- Data to process:
★ ★ ★ ★ ★
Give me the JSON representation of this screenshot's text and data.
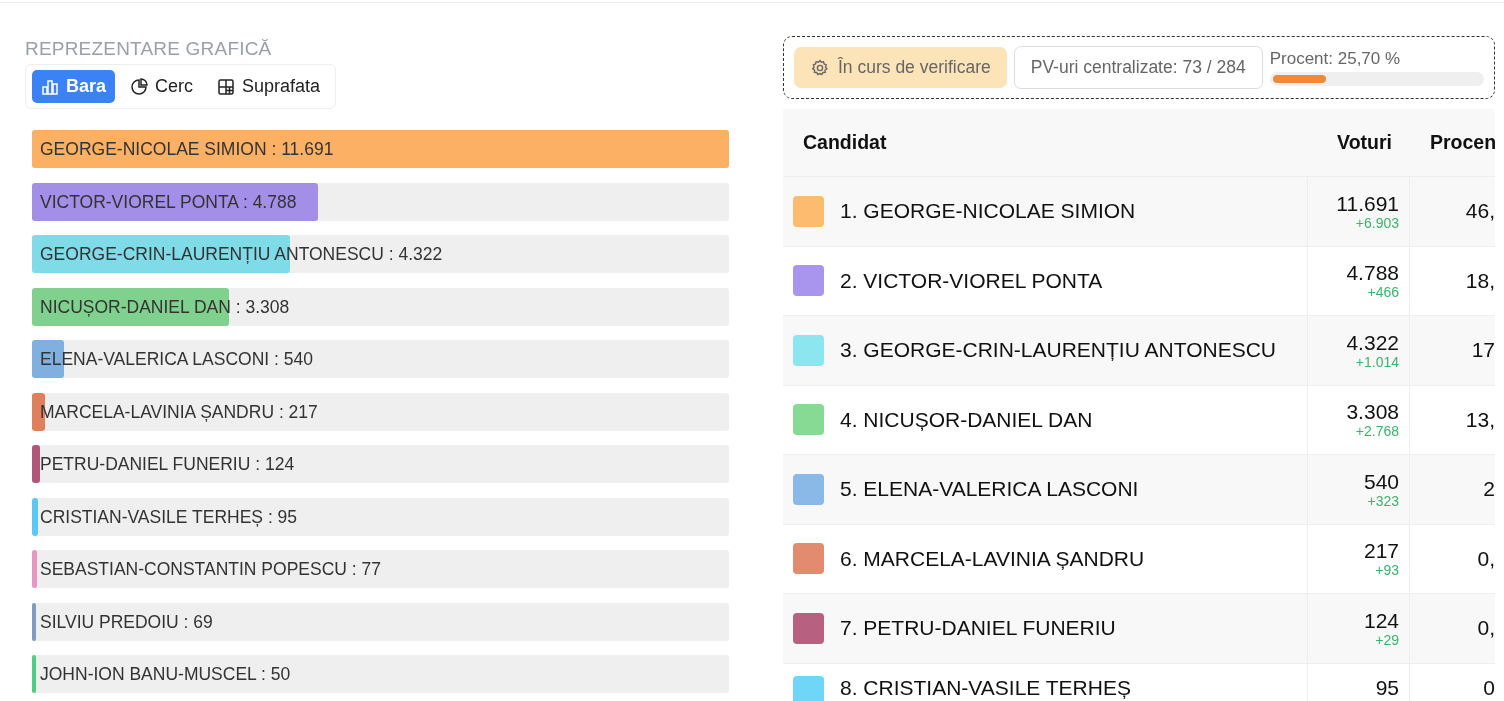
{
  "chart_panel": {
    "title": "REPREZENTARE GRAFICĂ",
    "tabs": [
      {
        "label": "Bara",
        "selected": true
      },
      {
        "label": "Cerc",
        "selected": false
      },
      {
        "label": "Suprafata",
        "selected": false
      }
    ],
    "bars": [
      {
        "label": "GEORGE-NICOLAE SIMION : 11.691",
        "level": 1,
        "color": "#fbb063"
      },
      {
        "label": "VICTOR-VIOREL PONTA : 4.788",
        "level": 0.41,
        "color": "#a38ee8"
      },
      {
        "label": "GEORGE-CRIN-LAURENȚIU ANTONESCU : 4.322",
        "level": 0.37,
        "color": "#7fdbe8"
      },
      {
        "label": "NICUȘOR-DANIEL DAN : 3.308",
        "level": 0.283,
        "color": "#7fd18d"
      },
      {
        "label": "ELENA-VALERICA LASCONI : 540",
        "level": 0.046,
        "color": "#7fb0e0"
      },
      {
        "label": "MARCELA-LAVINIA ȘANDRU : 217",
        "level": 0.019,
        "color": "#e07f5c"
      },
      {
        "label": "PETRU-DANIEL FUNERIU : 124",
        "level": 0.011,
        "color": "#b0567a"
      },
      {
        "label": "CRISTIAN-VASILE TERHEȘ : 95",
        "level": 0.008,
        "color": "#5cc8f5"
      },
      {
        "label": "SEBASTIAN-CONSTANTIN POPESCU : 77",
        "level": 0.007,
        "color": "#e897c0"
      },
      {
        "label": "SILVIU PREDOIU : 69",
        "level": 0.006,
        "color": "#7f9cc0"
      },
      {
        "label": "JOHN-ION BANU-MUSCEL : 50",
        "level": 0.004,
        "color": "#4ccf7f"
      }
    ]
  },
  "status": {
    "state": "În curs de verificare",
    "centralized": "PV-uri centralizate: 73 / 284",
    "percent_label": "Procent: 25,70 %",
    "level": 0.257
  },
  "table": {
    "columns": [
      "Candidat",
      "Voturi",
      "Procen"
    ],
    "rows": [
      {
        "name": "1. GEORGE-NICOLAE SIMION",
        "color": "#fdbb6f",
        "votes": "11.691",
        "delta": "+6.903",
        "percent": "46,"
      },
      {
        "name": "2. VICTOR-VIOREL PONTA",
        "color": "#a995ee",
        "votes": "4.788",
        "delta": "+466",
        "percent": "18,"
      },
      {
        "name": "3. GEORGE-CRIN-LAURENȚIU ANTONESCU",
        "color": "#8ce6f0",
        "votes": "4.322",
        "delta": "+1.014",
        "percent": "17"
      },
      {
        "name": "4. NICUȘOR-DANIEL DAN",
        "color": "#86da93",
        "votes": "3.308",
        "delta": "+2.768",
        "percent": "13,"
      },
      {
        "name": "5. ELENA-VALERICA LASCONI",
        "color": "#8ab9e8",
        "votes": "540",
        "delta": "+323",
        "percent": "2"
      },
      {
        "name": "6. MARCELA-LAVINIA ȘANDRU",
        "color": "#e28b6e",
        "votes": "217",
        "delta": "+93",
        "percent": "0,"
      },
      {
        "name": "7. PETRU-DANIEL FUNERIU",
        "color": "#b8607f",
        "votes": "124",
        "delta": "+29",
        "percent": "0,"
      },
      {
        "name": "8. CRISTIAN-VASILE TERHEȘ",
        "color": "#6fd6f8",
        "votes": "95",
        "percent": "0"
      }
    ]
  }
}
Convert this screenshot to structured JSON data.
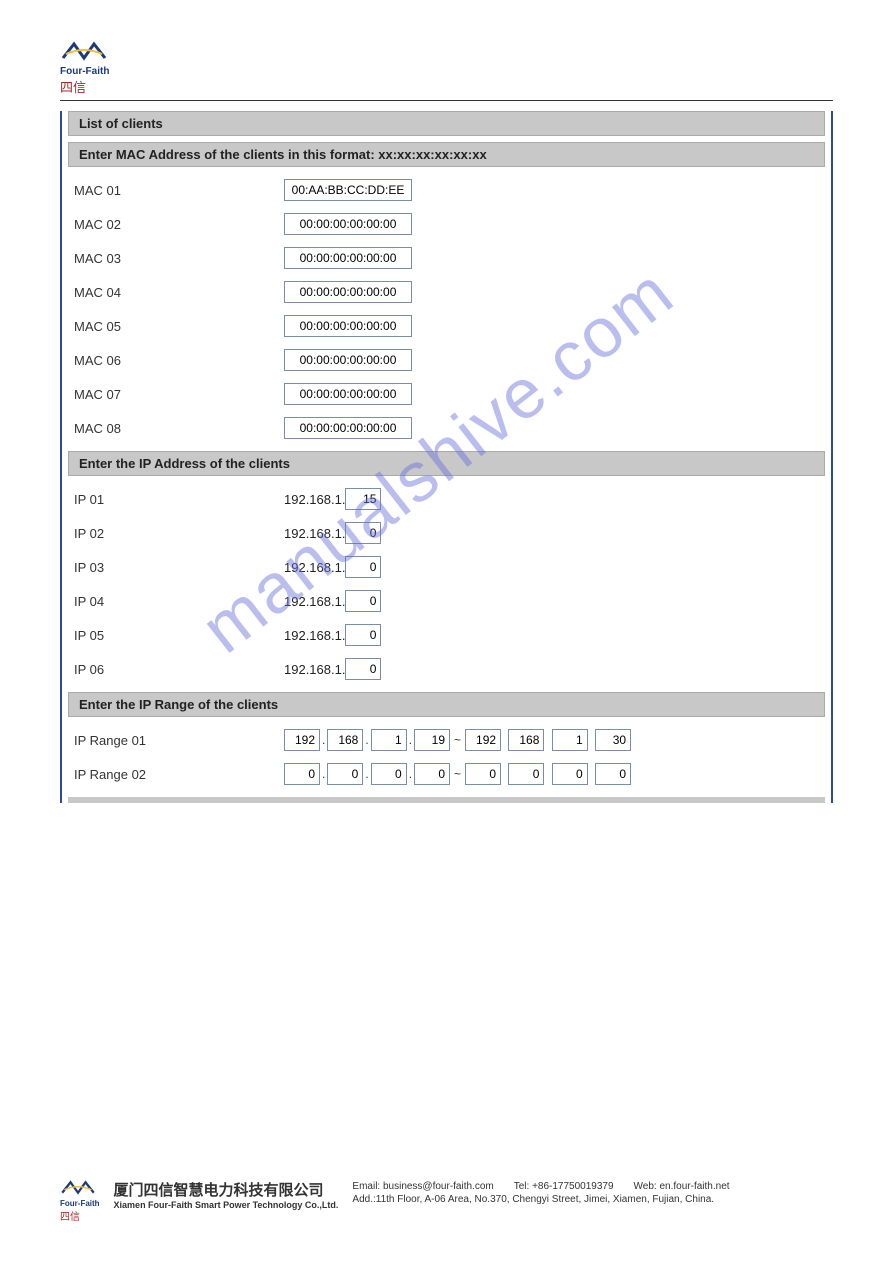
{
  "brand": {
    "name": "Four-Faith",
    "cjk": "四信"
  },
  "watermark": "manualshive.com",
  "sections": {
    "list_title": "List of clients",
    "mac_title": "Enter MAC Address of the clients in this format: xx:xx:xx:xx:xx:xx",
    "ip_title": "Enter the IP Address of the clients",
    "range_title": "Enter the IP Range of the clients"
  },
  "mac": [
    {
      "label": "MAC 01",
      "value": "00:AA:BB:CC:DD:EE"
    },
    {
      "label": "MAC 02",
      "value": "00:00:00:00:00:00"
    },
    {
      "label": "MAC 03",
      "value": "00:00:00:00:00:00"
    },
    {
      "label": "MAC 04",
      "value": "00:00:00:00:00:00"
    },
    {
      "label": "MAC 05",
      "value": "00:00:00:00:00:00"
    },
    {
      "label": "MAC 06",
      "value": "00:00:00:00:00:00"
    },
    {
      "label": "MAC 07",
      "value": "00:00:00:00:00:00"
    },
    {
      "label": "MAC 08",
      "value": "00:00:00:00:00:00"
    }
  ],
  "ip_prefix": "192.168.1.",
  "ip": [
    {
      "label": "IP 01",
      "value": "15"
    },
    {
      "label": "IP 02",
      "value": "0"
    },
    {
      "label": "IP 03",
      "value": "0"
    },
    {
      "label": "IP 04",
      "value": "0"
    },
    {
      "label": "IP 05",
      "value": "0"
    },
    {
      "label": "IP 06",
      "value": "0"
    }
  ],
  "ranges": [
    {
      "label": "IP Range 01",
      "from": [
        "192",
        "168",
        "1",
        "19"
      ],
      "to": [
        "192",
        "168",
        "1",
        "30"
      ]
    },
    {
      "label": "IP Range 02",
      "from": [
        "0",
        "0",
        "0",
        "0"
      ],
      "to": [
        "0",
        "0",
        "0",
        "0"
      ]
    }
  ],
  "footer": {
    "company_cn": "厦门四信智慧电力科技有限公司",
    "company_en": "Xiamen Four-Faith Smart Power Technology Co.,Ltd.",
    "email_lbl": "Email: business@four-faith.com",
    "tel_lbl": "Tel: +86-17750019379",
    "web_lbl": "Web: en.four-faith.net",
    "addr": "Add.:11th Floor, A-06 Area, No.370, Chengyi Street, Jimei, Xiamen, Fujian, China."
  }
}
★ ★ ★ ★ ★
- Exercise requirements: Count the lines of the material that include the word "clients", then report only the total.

- Written solution: 4